» Work task
After reading the entries below, report how many lines have the string "JSON" in them, giving the number alone.

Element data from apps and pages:

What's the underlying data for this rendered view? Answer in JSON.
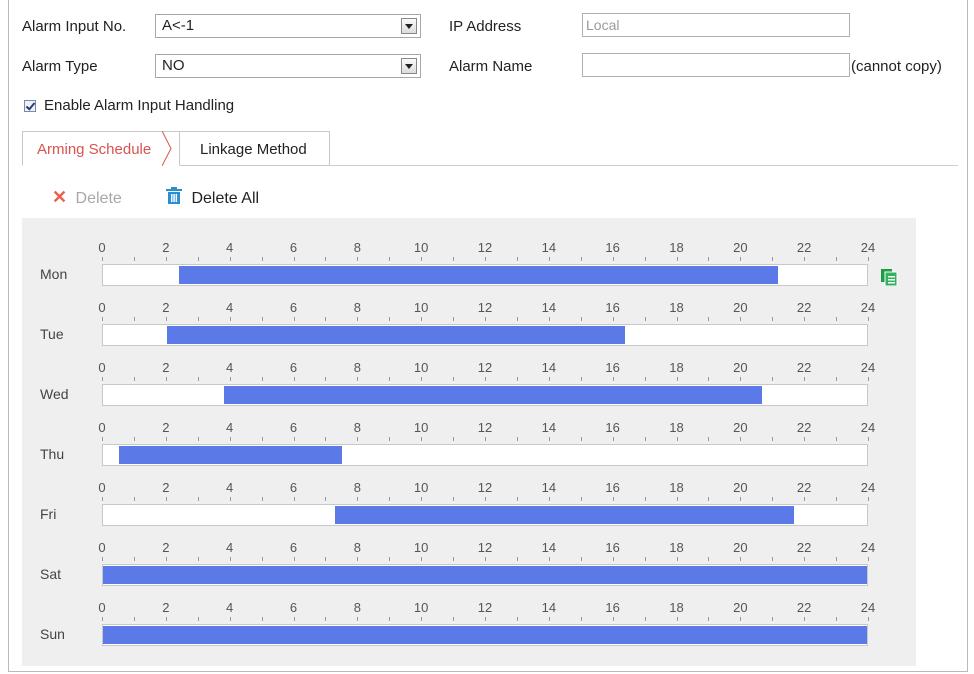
{
  "form": {
    "alarm_input_no_label": "Alarm Input No.",
    "alarm_input_no_value": "A<-1",
    "ip_address_label": "IP Address",
    "ip_address_placeholder": "Local",
    "alarm_type_label": "Alarm Type",
    "alarm_type_value": "NO",
    "alarm_name_label": "Alarm Name",
    "alarm_name_value": "",
    "cannot_copy_note": "(cannot copy)",
    "enable_handling_label": "Enable Alarm Input Handling",
    "enable_handling_checked": true
  },
  "tabs": {
    "arming_schedule": "Arming Schedule",
    "linkage_method": "Linkage Method",
    "active": "arming_schedule"
  },
  "toolbar": {
    "delete_label": "Delete",
    "delete_all_label": "Delete All"
  },
  "schedule": {
    "ticks": [
      "0",
      "2",
      "4",
      "6",
      "8",
      "10",
      "12",
      "14",
      "16",
      "18",
      "20",
      "22",
      "24"
    ],
    "fill_color": "#5b7ae8",
    "days": [
      {
        "name": "Mon",
        "start": 2.4,
        "end": 21.2
      },
      {
        "name": "Tue",
        "start": 2.0,
        "end": 16.4
      },
      {
        "name": "Wed",
        "start": 3.8,
        "end": 20.7
      },
      {
        "name": "Thu",
        "start": 0.5,
        "end": 7.5
      },
      {
        "name": "Fri",
        "start": 7.3,
        "end": 21.7
      },
      {
        "name": "Sat",
        "start": 0,
        "end": 24
      },
      {
        "name": "Sun",
        "start": 0,
        "end": 24
      }
    ]
  }
}
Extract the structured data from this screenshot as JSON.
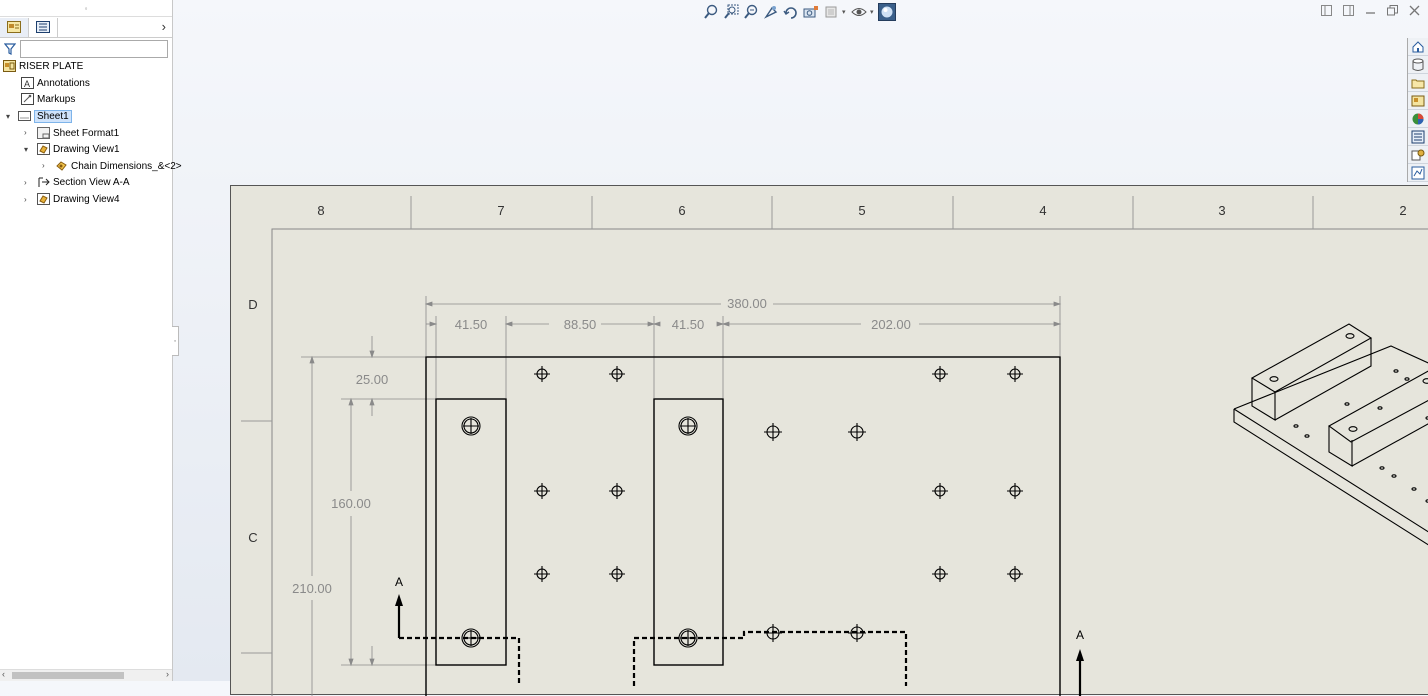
{
  "feature_tree": {
    "root": "RISER PLATE",
    "items": [
      {
        "label": "Annotations",
        "icon": "annotations-icon"
      },
      {
        "label": "Markups",
        "icon": "markups-icon"
      },
      {
        "label": "Sheet1",
        "icon": "sheet-icon"
      },
      {
        "label": "Sheet Format1",
        "icon": "sheet-format-icon"
      },
      {
        "label": "Drawing View1",
        "icon": "drawing-view-icon"
      },
      {
        "label": "Chain Dimensions_&<2>",
        "icon": "chain-dimension-icon"
      },
      {
        "label": "Section View A-A",
        "icon": "section-view-icon"
      },
      {
        "label": "Drawing View4",
        "icon": "drawing-view-icon"
      }
    ]
  },
  "sheet": {
    "zone_columns": [
      "8",
      "7",
      "6",
      "5",
      "4",
      "3",
      "2"
    ],
    "zone_rows": [
      "D",
      "C"
    ]
  },
  "dimensions": {
    "overall_width": "380.00",
    "d1": "41.50",
    "d2": "88.50",
    "d3": "41.50",
    "d4": "202.00",
    "top_offset": "25.00",
    "slot_length": "160.00",
    "overall_height": "210.00"
  },
  "section_labels": {
    "left": "A",
    "right": "A"
  },
  "colors": {
    "sheet_bg": "#e6e5dc",
    "dimension": "#7a7a7a",
    "geometry": "#000000",
    "selection": "#cfe3fb"
  }
}
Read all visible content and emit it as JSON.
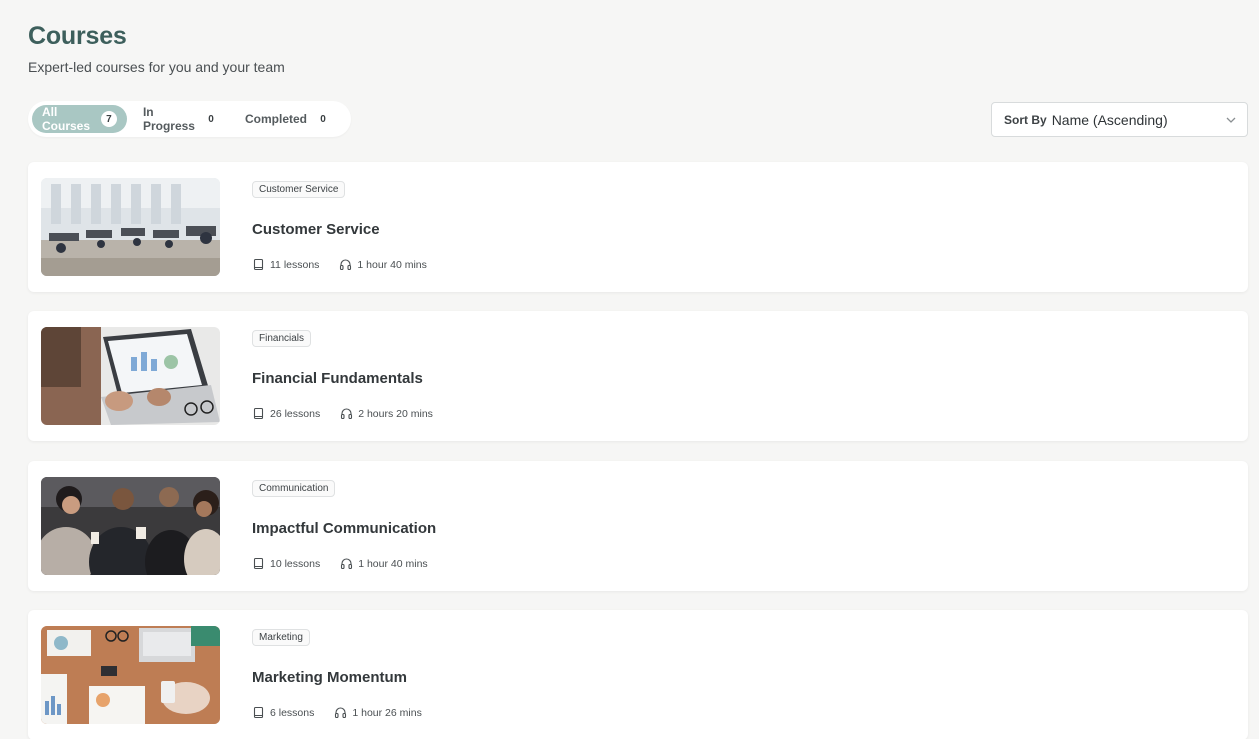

» Response area
3